Records from a collection:
▽

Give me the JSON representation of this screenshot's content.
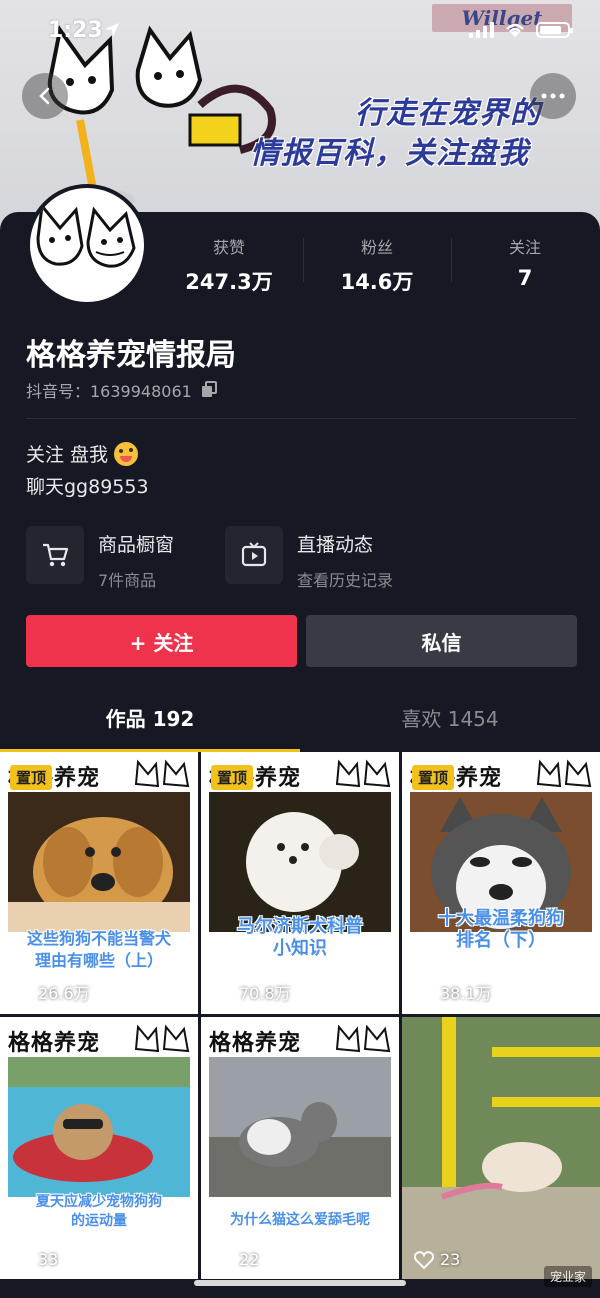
{
  "status_bar": {
    "time": "1:23"
  },
  "cover": {
    "brand": "Willget",
    "line1": "行走在宠界的",
    "line2": "情报百科，关注盘我"
  },
  "profile": {
    "stats": [
      {
        "label": "获赞",
        "value": "247.3万"
      },
      {
        "label": "粉丝",
        "value": "14.6万"
      },
      {
        "label": "关注",
        "value": "7"
      }
    ],
    "name": "格格养宠情报局",
    "douyin_id": "抖音号：1639948061",
    "bio_line1": "关注 盘我",
    "bio_line2": "聊天gg89553"
  },
  "features": {
    "shop": {
      "title": "商品橱窗",
      "subtitle": "7件商品"
    },
    "live": {
      "title": "直播动态",
      "subtitle": "查看历史记录"
    }
  },
  "actions": {
    "follow": "+ 关注",
    "message": "私信"
  },
  "tabs": [
    {
      "label": "作品 192"
    },
    {
      "label": "喜欢 1454"
    }
  ],
  "videos": [
    {
      "header": "格格养宠",
      "pinned": "置顶",
      "caption": "这些狗狗不能当警犬\n理由有哪些（上）",
      "likes": "26.6万"
    },
    {
      "header": "格格养宠",
      "pinned": "置顶",
      "caption": "马尔济斯犬科普\n小知识",
      "likes": "70.8万"
    },
    {
      "header": "格格养宠",
      "pinned": "置顶",
      "caption": "十大最温柔狗狗\n排名（下）",
      "likes": "38.1万"
    },
    {
      "header": "格格养宠",
      "pinned": "",
      "caption": "夏天应减少宠物狗狗\n的运动量",
      "likes": "33"
    },
    {
      "header": "格格养宠",
      "pinned": "",
      "caption": "为什么猫这么爱舔毛呢",
      "likes": "22"
    },
    {
      "header": "",
      "pinned": "",
      "caption": "",
      "likes": "23"
    }
  ],
  "watermark": "宠业家"
}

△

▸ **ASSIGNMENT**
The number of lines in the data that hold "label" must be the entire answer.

▸ **WRITTEN ANSWER**
5